- Epidermal growth factor receptor
- Epithelial to mesenchymal transition
- v‐erb‐b2 avian erythroblastic leukemia viral oncogene homolog 2
- Extracellular regulated MAP kinase
- Focal adhesion kinase
- Fibroblast growth factor
- The movement of a cell out of the circulatory system
- G1/S transition
- A restriction point between the G1 phase and the S phase of the cell cycle, which must meet a specific set of requirements to be overcome. Progression through this point signifies a point of no return for cell cycle progression
- GATA binding protein 2
- Glucose transporter 1
- A small bud‐like structure attaching an epithelial cell to the basal lamina
- Human epidermal growth factor receptor 2
- Interleukin 2
- The invasion of cancer cells through the basement membrane and into the blood or lymphatic vessel
- Integrin, beta 1
- Leukocyte‐associated immunoglobulin‐like receptor
- Transformed mouse 3T3 cell double minute 2, E3 ubiquitin ligase and proto‐oncogene
- The means by which a cell converts mechanical stimulus from the ECM into downstream signaling changes
- Matrix metalloproteinase
- Myelocytomatosis oncogene
- The administration of a therapeutic agent before the standard treatment regiment, usually to enhance the efficacy of the conventional intervention
- Nuclear factor kappa B
- RAB3 GTPase‐activating protein subunit 1
- Cyclin‐dependent kinase inhibitor 1A
- Cyclin‐dependent kinase inhibitor 1B
- Transformation‐related protein 53
- Phosphatidylinositol 3‐kinase
- Posttranslational modifications
- a step in protein biosynthesis in which the chemical or structural nature of the amino acids comprising a protein is altered after the translation of the protein
- Phosphatase and tensin homolog
- Ras‐related C3 botulinum toxin substrate 1
- Raf‐1 proto‐oncogene
- Rat sarcoma viral oncogene homolog
- Sonic hedgehog
- Mothers against DPP homologs
- Secreted protein acidic and rich in cysteine
- Rous sarcoma oncogene
- Transcriptional co‐activator with PDZ binding motif
- TCA cycle
- Tricarboxylic acid cycle, also Krebs cycle
- General transcription factor II‐I
- Transforming growth factor β
- Th1 cell
- Type 1 helper T cell
- Tumor necrosis factor α
- Tumor‐associated ECM
- Extracellular matrix that has been modified over the course of tumor progression to have altered composition, density and mechanical properties

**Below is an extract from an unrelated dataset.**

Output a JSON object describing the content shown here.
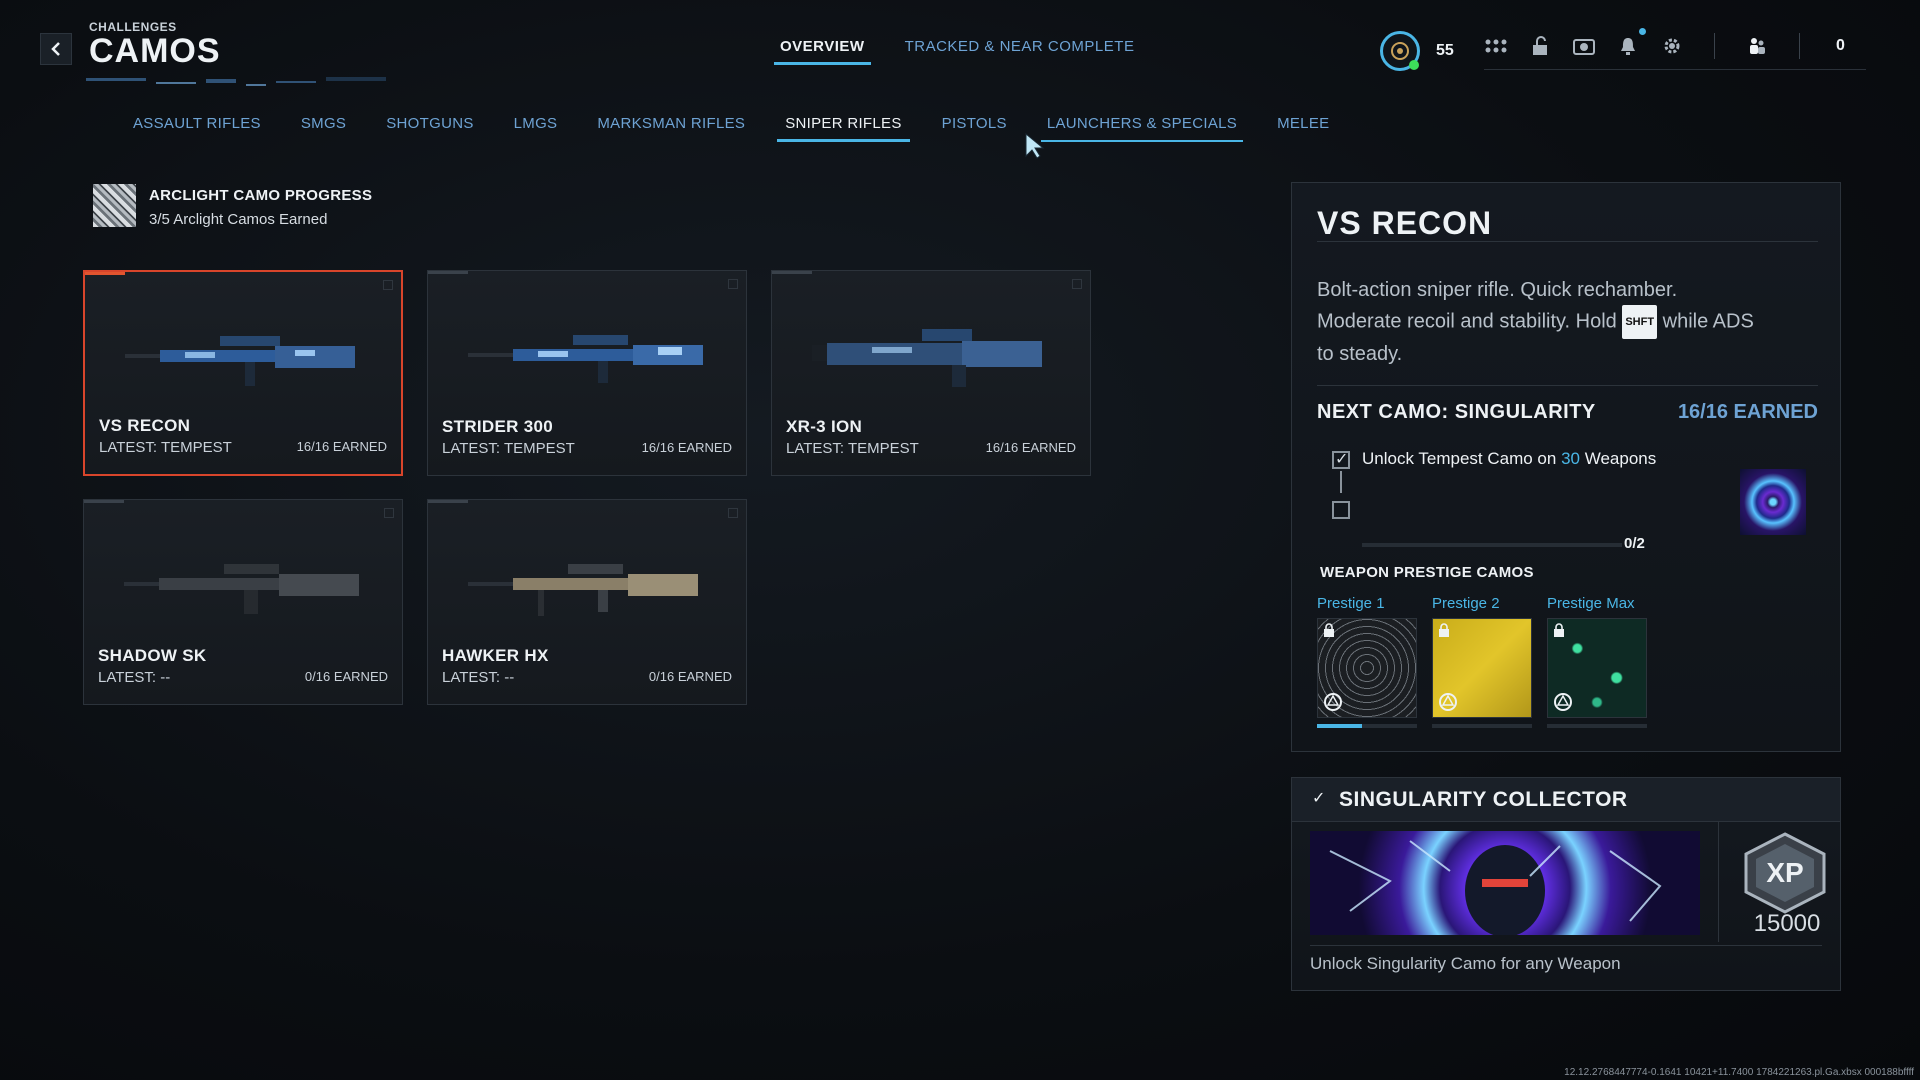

- Vascular endothelial growth factor
- Vascular endothelial growth factor receptor 2
- Yes‐associated protein
- © 2014 The Authors